Third, the proper Harmonized Tariff Schedule (HTS) code should be used to identify a food contact substance or industrial use product; such coding will assist and highlight to FDA and CBP that the prior notice and registration regulations are not applicable. For example, the HTS code for corks and stoppers for use in wine bottles is 4503.10, whereas the HTS code for sparkling wine is 2204.10.00; the former HTS code would trigger the food contact substance exemption, while the latter HTS code would trigger the obligations under the regulations. While there is no guarantee that the HTS coding system will be a panacea, proper labeling on the shipping containers and/or shipping invoices, along with proper HTS coding, may significantly decrease the chance of products being improperly held or delayed at port.

Notably, FDA has compiled a list of HTS codes that apply to products for which FDA believes prior notice of import is or may be required. FDA has "flagged" these select HTS codes, which can be found on FDA's Web site, as either "FD3" or "FD4."

An "FD3" code indicates that FDA believes the article may be subject to prior notice; such a code is used for articles that have both food and non-food uses. For example HTS code 0301100000 for "Fish, Live, Ornamental" has an FD3 code. An "FD4" code indicates that FDA believes the article is a food that is subject to prior notice. For example, HTS code 0301100000 is for “Fish, Other, Live,” and has an FD4 code. FDA provided this list to CBP so that CBP can flag the HTS codes in its entry systems to help identify products for which prior notice to FDA is required.

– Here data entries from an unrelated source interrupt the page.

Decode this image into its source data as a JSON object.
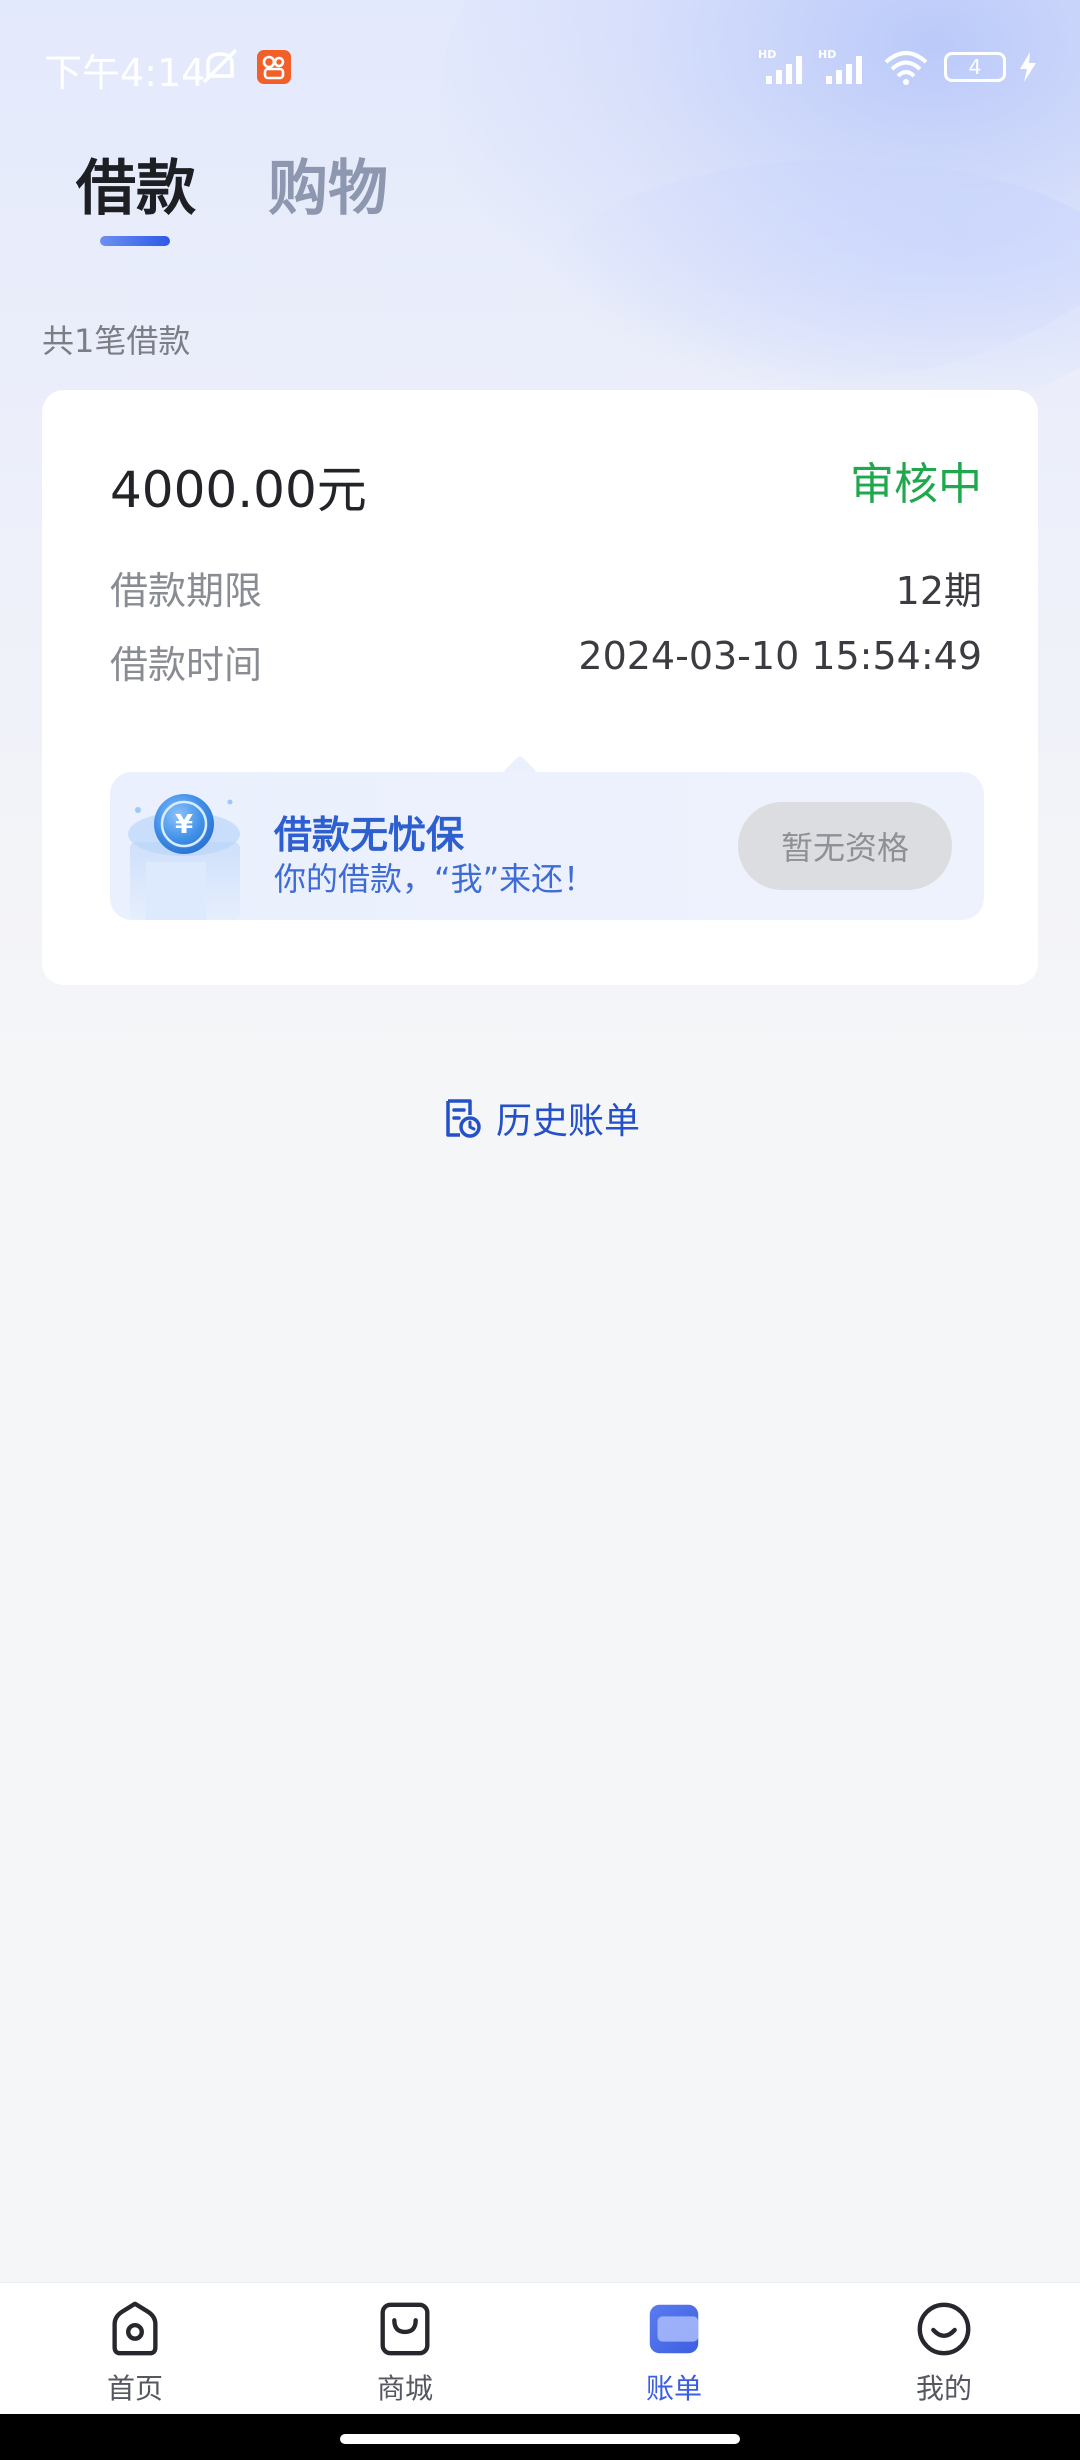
{
  "status_bar": {
    "time": "下午4:14",
    "battery": "4",
    "icons": [
      "mute-icon",
      "app-notification-icon",
      "signal-hd-icon",
      "signal-hd-icon",
      "wifi-icon",
      "battery-icon",
      "charging-icon"
    ]
  },
  "tabs": [
    {
      "label": "借款",
      "active": true
    },
    {
      "label": "购物",
      "active": false
    }
  ],
  "summary": {
    "count_label": "共1笔借款"
  },
  "loan": {
    "amount": "4000.00元",
    "status": "审核中",
    "rows": [
      {
        "label": "借款期限",
        "value": "12期"
      },
      {
        "label": "借款时间",
        "value": "2024-03-10 15:54:49"
      }
    ],
    "insurance": {
      "title": "借款无忧保",
      "subtitle": "你的借款，“我”来还！",
      "button": "暂无资格"
    }
  },
  "history": {
    "label": "历史账单"
  },
  "bottom_nav": [
    {
      "label": "首页",
      "icon": "home-camera-icon",
      "active": false
    },
    {
      "label": "商城",
      "icon": "shopping-bag-icon",
      "active": false
    },
    {
      "label": "账单",
      "icon": "bill-card-icon",
      "active": true
    },
    {
      "label": "我的",
      "icon": "smile-face-icon",
      "active": false
    }
  ],
  "colors": {
    "accent": "#3B5FE0",
    "status_green": "#1FA84D",
    "insurance_blue": "#2D5FD0"
  }
}
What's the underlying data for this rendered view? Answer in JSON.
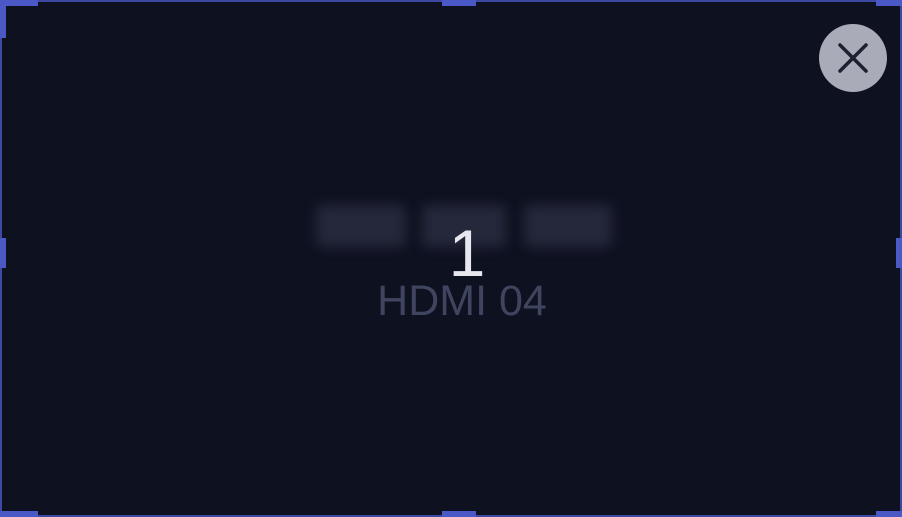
{
  "display": {
    "screen_number": "1",
    "source_label": "HDMI 04"
  },
  "controls": {
    "close_icon": "close-icon"
  },
  "colors": {
    "background": "#0e1120",
    "border": "#3d4aa3",
    "handle": "#4a59c6",
    "close_button": "#a9abb8",
    "number_text": "#e7e8ef",
    "source_text": "#40455f"
  }
}
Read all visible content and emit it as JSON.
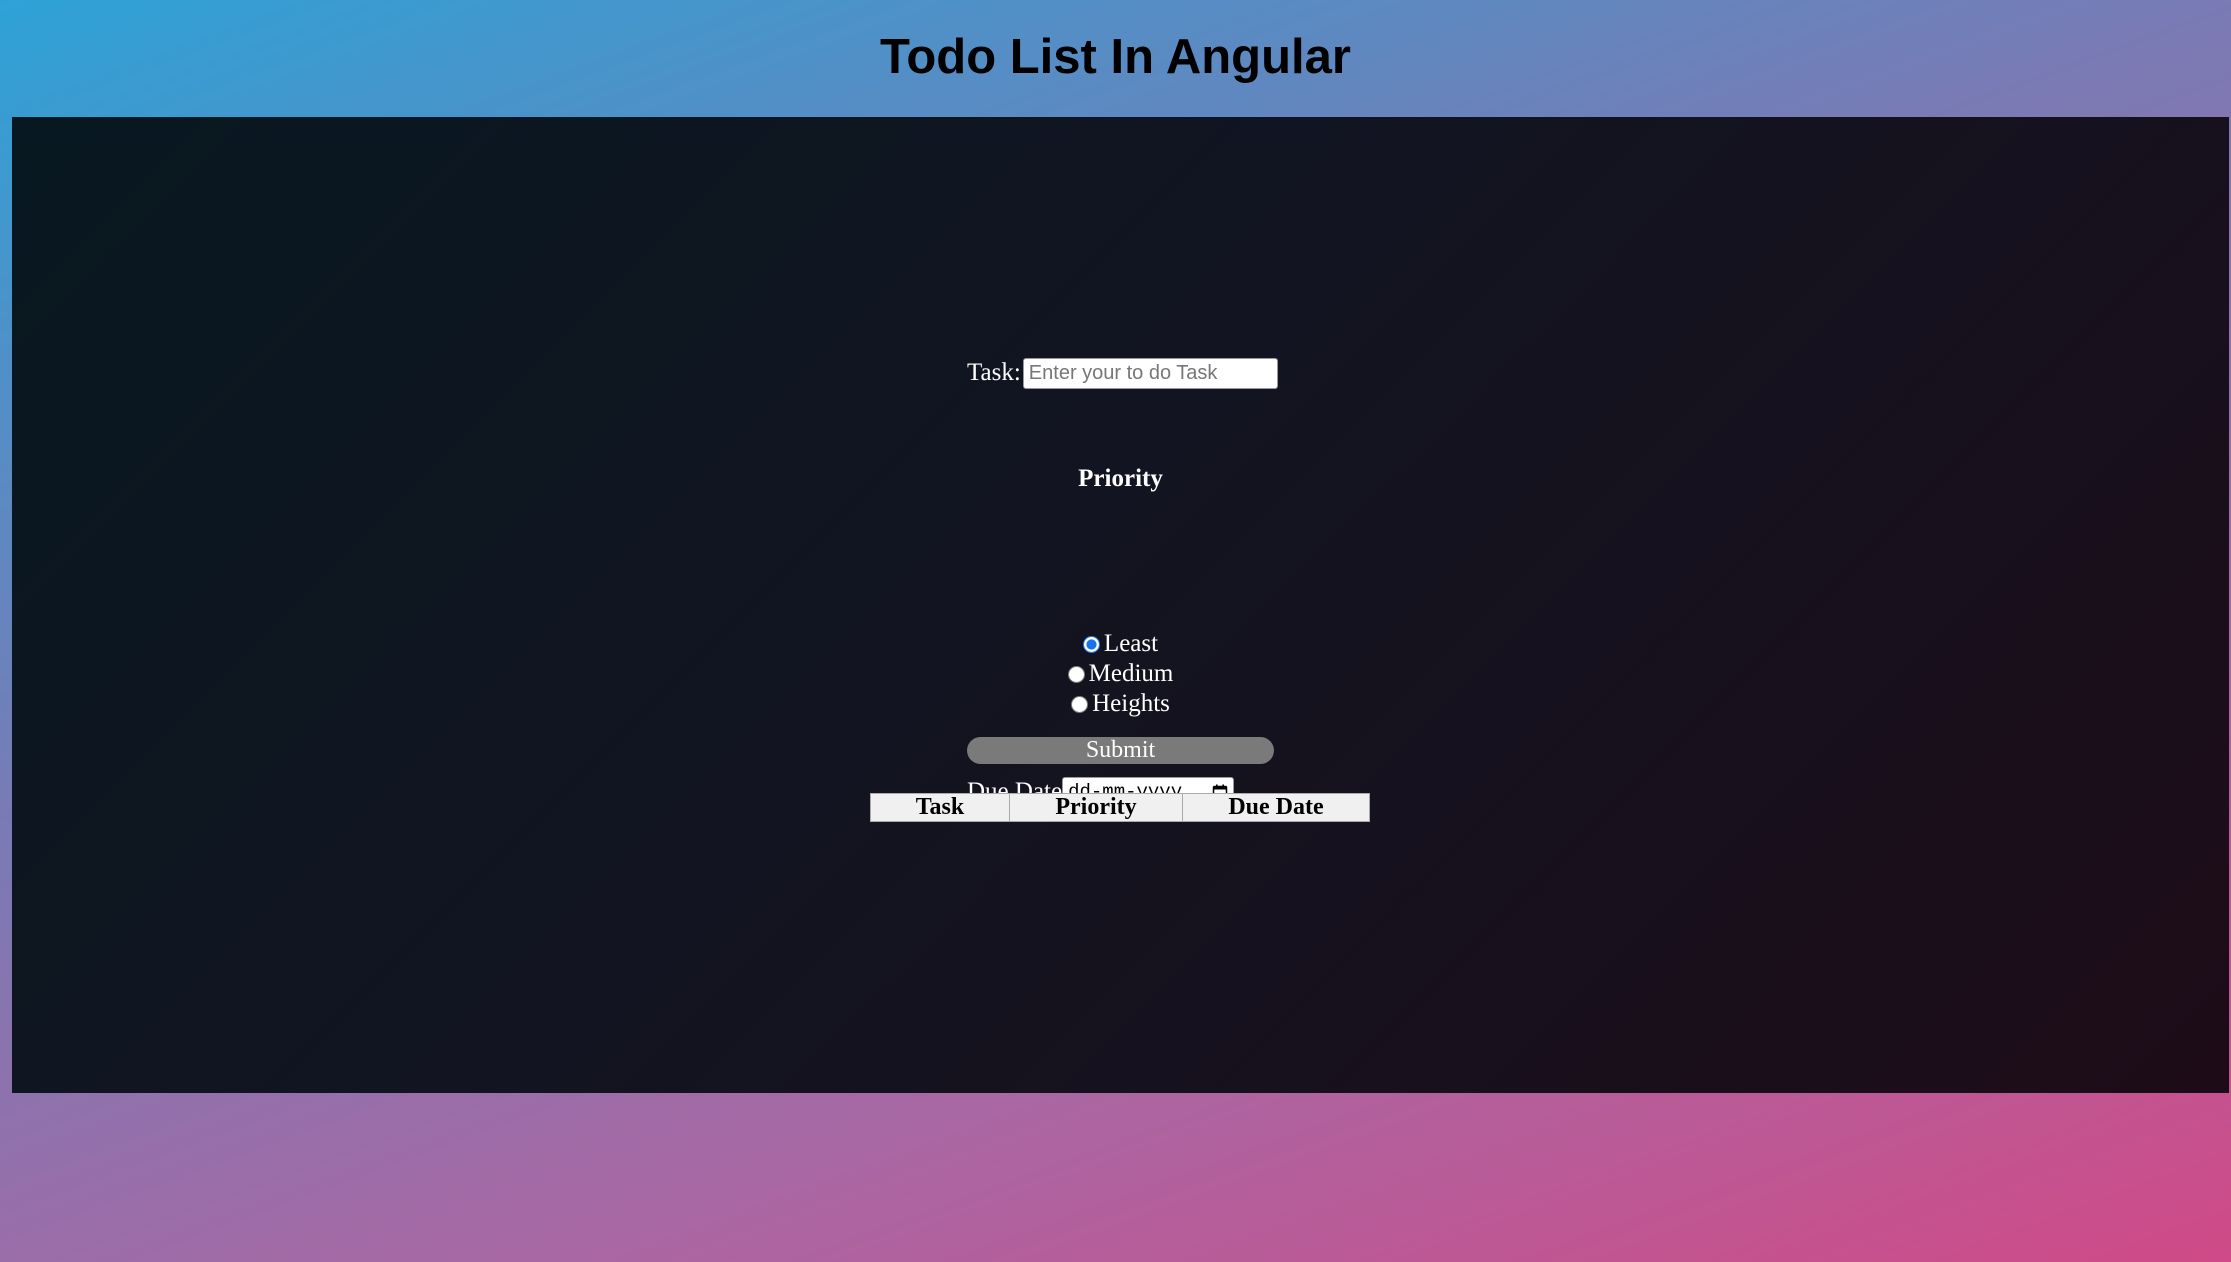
{
  "header": {
    "title": "Todo List In Angular"
  },
  "form": {
    "task_label": "Task:",
    "task_placeholder": "Enter your to do Task",
    "task_value": "",
    "priority_heading": "Priority",
    "priority_options": [
      {
        "label": "Least",
        "checked": true
      },
      {
        "label": "Medium",
        "checked": false
      },
      {
        "label": "Heights",
        "checked": false
      }
    ],
    "due_label": "Due Date",
    "due_placeholder": "dd-mm-yyyy",
    "submit_label": "Submit"
  },
  "table": {
    "columns": [
      "Task",
      "Priority",
      "Due Date"
    ],
    "rows": []
  },
  "colors": {
    "panel_background": "#121421",
    "submit_background": "#7a7a7a",
    "radio_accent": "#1a73e8"
  },
  "icons": {
    "date_picker": "calendar-icon"
  }
}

For products that have an FD3 designation, particularly when the product is only imported into the U.S. for use as a food contact substance or industrial application, the measures recommended above should be taken to further highlight to FDA and CBP that the shipment is not subject to FDA's prior notice regulations.


1 For a detailed analysis of the legislative history of these four regulations, see this month's Packaginglaw.com article entitled, Brief History of Bioterrorism Legislation: Keller & Heckman, SPI Defeat Law of Unintended Consequences. For a summary of each regulation, see the Packaginglaw.com article entitled, "FDA's Efforts to Implement Bioterrorism Act's Provisions: Rules on Registration, Import Notification, Recordkeeping, and Adminstrative Detention."

2 Section 409(h)(6) of the FD&C Act defines "food contact materials" as "any substance intended for use as a component of materials used in manufacturing, packing, packaging, transporting, or holding food if such use is not intended to have any technical effect in such food."

3 The "food contact substance" status under the remaining two regulations is as follows: (1) Administrative Detention: gives FDA the authority to order the detention of any article of food if there is "credible evidence" or information indicating that the article of food presents a threat of serious adverse health consequences or death to humans or animals; this regulation applies to food and food contact substances. As discussed elsewhere in this month's Focus, Keller and Heckman LLP, representing SPI, did not ask that food contact substances be exempt from administrative detention because this authority depends on the existence of credible evidence that the article is a threat to public safety, whether the article is a food, as this term is defined under the bioterrorism regulations, or a food packaging material; (2) Maintenance and Inspection of Records: the publication of this final rule has not occurred; however, based on FDA's action to exempt food contact substances under the prior notice and facility registration regulations, we hope that the exemption afforded to food contact substances will carry over to the recordkeeping regulation, as well. The publication of this final rule has been delayed several times, but FDA has announced that it will be published this year.

4 That definition states that food "means (1) articles used for food or drink for man or other animals, (2) chewing gum, and (3) articles used for components of any such article."

5 See 68 Fed. Reg. 58894, 58906 (October 10, 2003).